In geological terms, Mont-Royal is just a bump of basaltlike rock worn down by several ice ages to a mere 760 feet. But in the affections of Montrealers it's a Matterhorn. Without a trace of irony, they call it simply la Montagne or "the Mountain," and it's easy to see why it's so well loved.
For Montrealers it's a refuge, a semitamed wilderness within the city. It's where you go to get away from it all. And even when you can't get away, you can see the mountain glimmering beyond the skyscrapers and the high-rises—green in summer, gray and white in winter, and gold and crimson in fall.
The nearly 500 acres of forests and meadows were laid out by Frederick Law Olmsted (1822–1903), the man responsible for New York City's Central Park. Olmsted believed that communion with nature could cure body and soul, so much of the park has been left as wild as possible, with narrow paths meandering through tall stands of maples and red oaks. In summer it's full of picnicking families; in winter cross-country skiers and snowshoers take over, while families skate at Lac aux Castors and ride sleds and inner tubes down groomed slopes.
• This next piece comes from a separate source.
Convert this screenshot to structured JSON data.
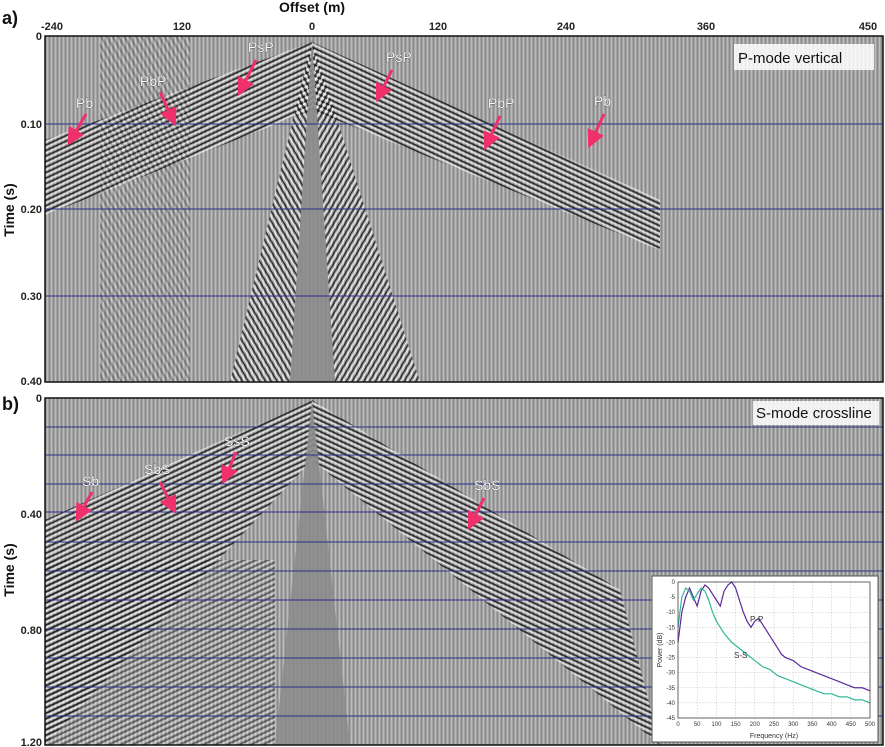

If you want to explore with minimum effort, you can hire the services of a horse-drawn carriage (or sleigh in winter).